**Listed entries**
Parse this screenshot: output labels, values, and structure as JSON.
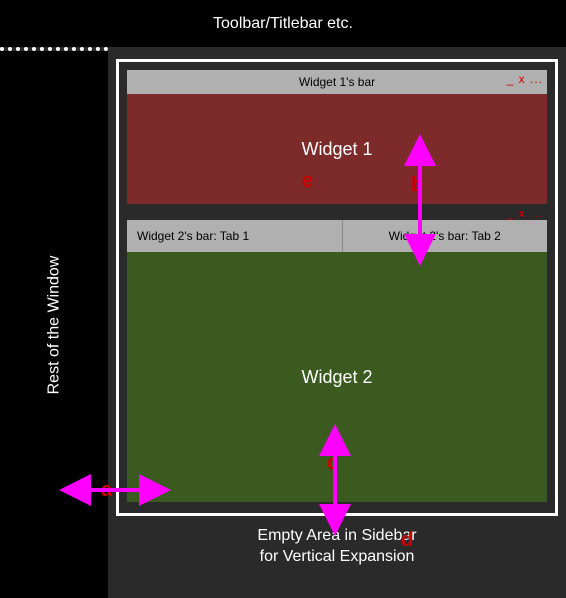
{
  "titlebar": {
    "label": "Toolbar/Titlebar etc."
  },
  "leftcol": {
    "label": "Rest of the Window"
  },
  "widget1": {
    "bar_label": "Widget 1's bar",
    "body_label": "Widget 1",
    "controls": "_ x ..."
  },
  "widget2": {
    "tab1_label": "Widget 2's bar: Tab 1",
    "tab2_label": "Widget 2's bar: Tab 2",
    "body_label": "Widget 2",
    "controls": "_ x ..."
  },
  "empty_area": {
    "line1": "Empty Area in Sidebar",
    "line2": "for Vertical Expansion"
  },
  "annotations": {
    "a": "a",
    "b": "b",
    "c": "c",
    "d": "d",
    "e": "e"
  },
  "colors": {
    "arrow": "#ff00ff",
    "ann": "#cc0000",
    "widget1_body": "#7d2a2a",
    "widget2_body": "#3a5a1f",
    "bar": "#b0b0b0"
  }
}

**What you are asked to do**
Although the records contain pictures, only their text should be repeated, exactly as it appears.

**Response**
Parse this screenshot: output labels, values, and structure as JSON.
{
  "titlebar": {
    "label": "Toolbar/Titlebar etc."
  },
  "leftcol": {
    "label": "Rest of the Window"
  },
  "widget1": {
    "bar_label": "Widget 1's bar",
    "body_label": "Widget 1",
    "controls": "_ x ..."
  },
  "widget2": {
    "tab1_label": "Widget 2's bar: Tab 1",
    "tab2_label": "Widget 2's bar: Tab 2",
    "body_label": "Widget 2",
    "controls": "_ x ..."
  },
  "empty_area": {
    "line1": "Empty Area in Sidebar",
    "line2": "for Vertical Expansion"
  },
  "annotations": {
    "a": "a",
    "b": "b",
    "c": "c",
    "d": "d",
    "e": "e"
  },
  "colors": {
    "arrow": "#ff00ff",
    "ann": "#cc0000",
    "widget1_body": "#7d2a2a",
    "widget2_body": "#3a5a1f",
    "bar": "#b0b0b0"
  }
}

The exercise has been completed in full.